Upconverting Nanoparticles as Optical Sensors of Nano- to Micro-Newton Forces
journal contributionposted on 12.06.2017, 21:29 by Alice Lay, Derek S. Wang, Michael D. Wisser, Randy D. Mehlenbacher, Yu Lin, Miriam B. Goodman, Wendy L. Mao, Jennifer A. Dionne

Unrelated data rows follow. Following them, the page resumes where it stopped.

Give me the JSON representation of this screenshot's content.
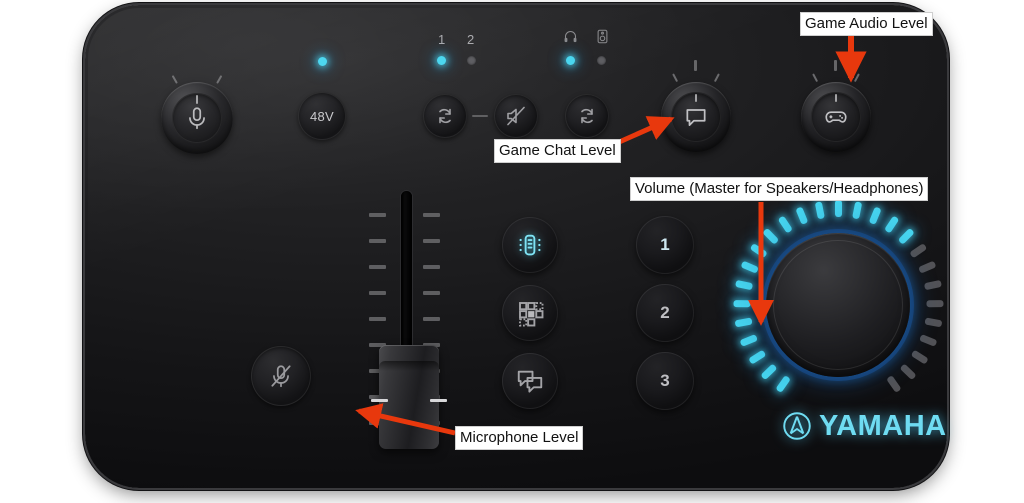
{
  "device": {
    "brand": "YAMAHA",
    "product_type": "audio-interface-mixer",
    "accent_color": "#47d5ef",
    "glow_color": "#1c6cbe",
    "body_color": "#1a1a1c",
    "annotation_color": "#e8380d",
    "background_color": "#ffffff"
  },
  "annotations": [
    {
      "id": "game-audio",
      "label": "Game Audio Level",
      "target": "game-audio-knob",
      "arrow": "down"
    },
    {
      "id": "game-chat",
      "label": "Game Chat Level",
      "target": "game-chat-knob",
      "arrow": "up-right"
    },
    {
      "id": "volume",
      "label": "Volume (Master for Speakers/Headphones)",
      "target": "volume-knob",
      "arrow": "down"
    },
    {
      "id": "microphone",
      "label": "Microphone Level",
      "target": "fader-cap",
      "arrow": "left"
    }
  ],
  "controls": {
    "mic_gain_knob": {
      "icon": "microphone-icon",
      "name": "Mic Gain",
      "pointer_deg": 0
    },
    "phantom_button": {
      "label": "48V",
      "icon": "phantom-power",
      "led": "on"
    },
    "mic_mute_button": {
      "icon": "microphone-muted-icon",
      "led": "off"
    },
    "loop_left_button": {
      "icon": "loopback-icon"
    },
    "separator": {
      "icon": "dash-icon"
    },
    "mute_mid_button": {
      "icon": "speaker-muted-icon"
    },
    "loop_right_button": {
      "icon": "loopback-icon"
    },
    "game_chat_knob": {
      "icon": "speech-bubble-icon",
      "name": "Game Chat",
      "pointer_deg": 0
    },
    "game_audio_knob": {
      "icon": "gamepad-icon",
      "name": "Game Audio",
      "pointer_deg": 0
    },
    "volume_knob": {
      "name": "Volume",
      "led_segments_total": 27,
      "led_segments_lit": 18
    },
    "fader": {
      "name": "Microphone Level",
      "tick_count": 9,
      "position_percent": 22
    }
  },
  "indicators": {
    "input_group": {
      "items": [
        {
          "label": "1",
          "led": "on"
        },
        {
          "label": "2",
          "led": "off"
        }
      ]
    },
    "output_group": {
      "items": [
        {
          "icon": "headphones-icon",
          "led": "on"
        },
        {
          "icon": "speaker-icon",
          "led": "off"
        }
      ]
    },
    "phantom_led": {
      "led": "on"
    }
  },
  "effect_buttons": [
    {
      "id": "voice",
      "icon": "voice-changer-icon",
      "lit": true
    },
    {
      "id": "pad",
      "icon": "sound-pad-grid-icon",
      "lit": false
    },
    {
      "id": "chat",
      "icon": "chat-bubbles-icon",
      "lit": false
    }
  ],
  "preset_buttons": [
    {
      "label": "1",
      "lit": true
    },
    {
      "label": "2",
      "lit": false
    },
    {
      "label": "3",
      "lit": false
    }
  ]
}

Mechanical forces affect a myriad of processes, from bone growth to material fracture to touch-responsive robotics. While nano- to micro-Newton forces are prevalent at the microscopic scale, few methods have the nanoscopic size and signal stability to measure them in vivo or in situ. Here, we develop an optical force-sensing platform based on sub-25 nm NaYF4 nanoparticles (NPs) doped with Yb3+, Er3+, and Mn2+. The lanthanides Yb3+ and Er3+ enable both photoluminescence and upconversion, while the energetically coupled d-metal Mn2+ adds force tunability through its crystal field sensitivity. Using a diamond anvil cell to exert up to 3.5 GPa pressure or ∼10 μN force per particle, we track stress-induced spectral responses. The red (660 nm) to green (520, 540 nm) emission ratio varies linearly with pressure, yielding an observed color change from orange to red for α-NaYF4 and from yellow–green to green for d-metal optimized β-NaYF4 when illuminated in the near infrared. Consistent readouts are recorded over multiple pressure cycles and hours of illumination. With the nanoscopic size, a dynamic range of 100 nN to 10 μN, and photostability, these nanoparticles lay the foundation for visualizing dynamic mechanical processes, such as stress propagation in materials and force signaling in organisms.